Category: Family Law
Expert:  Clare replied 1 month ago.

In fact his request for a report would be seen as eminently reasonable by the court - not as bizarre

You can certainly send him the report - but that is all do NOT send the letter that you outlined as it would not be viewed favorably by the court.

Frankly if you feel that strongly about the body protector the court would be surprised you did not purchase it yourself

There is no question of the horse riding report having any impact on the sailing issue

Customer: replied 1 month ago.
OK, I will just send the report. Thanks for the advice.
I am starting to really worry about the sailing issue. Do you have any advice on what it would take to have the age at which she can be taken onto his yacht extended from 11?
Many thanks.
Expert:  Clare replied 7 days ago.

I am sorry but I have to be honest - there is no chance of extending the age - you did well to achieve the limitation at all

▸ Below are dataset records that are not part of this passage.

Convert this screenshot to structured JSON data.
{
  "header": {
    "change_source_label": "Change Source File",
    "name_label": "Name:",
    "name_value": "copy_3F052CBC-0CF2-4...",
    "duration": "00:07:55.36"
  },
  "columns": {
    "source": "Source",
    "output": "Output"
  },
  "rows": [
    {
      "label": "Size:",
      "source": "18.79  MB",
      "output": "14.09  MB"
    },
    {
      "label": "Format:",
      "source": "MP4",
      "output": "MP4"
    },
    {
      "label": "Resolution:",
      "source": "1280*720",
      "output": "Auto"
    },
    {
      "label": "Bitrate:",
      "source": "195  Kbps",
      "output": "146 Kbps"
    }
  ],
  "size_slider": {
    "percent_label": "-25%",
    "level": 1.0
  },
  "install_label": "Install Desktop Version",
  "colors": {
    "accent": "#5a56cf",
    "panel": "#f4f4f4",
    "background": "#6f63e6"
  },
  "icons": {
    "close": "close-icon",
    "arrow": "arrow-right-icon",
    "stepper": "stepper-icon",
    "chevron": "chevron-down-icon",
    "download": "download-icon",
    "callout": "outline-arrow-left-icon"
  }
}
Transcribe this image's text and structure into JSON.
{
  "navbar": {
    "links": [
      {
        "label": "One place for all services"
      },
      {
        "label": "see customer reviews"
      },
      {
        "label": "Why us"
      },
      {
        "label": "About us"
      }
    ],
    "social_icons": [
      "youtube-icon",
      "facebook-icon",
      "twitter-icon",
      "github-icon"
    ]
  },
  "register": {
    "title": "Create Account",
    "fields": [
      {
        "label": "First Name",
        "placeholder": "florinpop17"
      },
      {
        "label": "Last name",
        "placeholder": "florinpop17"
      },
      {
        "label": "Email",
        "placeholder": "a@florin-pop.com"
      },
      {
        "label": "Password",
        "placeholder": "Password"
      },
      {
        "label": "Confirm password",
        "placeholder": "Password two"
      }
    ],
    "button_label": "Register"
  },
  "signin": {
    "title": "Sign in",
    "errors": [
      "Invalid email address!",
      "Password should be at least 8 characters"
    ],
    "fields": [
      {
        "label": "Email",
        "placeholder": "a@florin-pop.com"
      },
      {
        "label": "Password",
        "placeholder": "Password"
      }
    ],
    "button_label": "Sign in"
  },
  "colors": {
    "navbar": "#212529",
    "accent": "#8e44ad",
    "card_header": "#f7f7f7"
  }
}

Customer: replied 7 days ago.
If my daughter says she doesn't want to go and he tries to force her, is there anything I can do then?The existing order states that I should visit the yacht and inspect before she is first taken sailing. If I am not satisfied, could I apply for a PSO?Thanks, ***** ***** to hear form you about the horse-riding situation, or a different lawyer, as that is getting out of hand. I presume you have received my question about that.
Expert:  Clare replied 7 days ago.

NOt yet I shall go and look (at a conference at the moment)

If he tries to force her against her will then yes you can go for a PSO.

With regard to the boat inspection make sure any concerns are clear cut and would be supported by a specialist

Customer: replied 7 days ago.
Thanks Clare. My question about horse riding has an identical first sentence and you might look and think I accidentally posted the same question twice. I am on the verge of yelling my ex to apply to a court but would love your advice first
Expert:  Clare replied 6 days ago.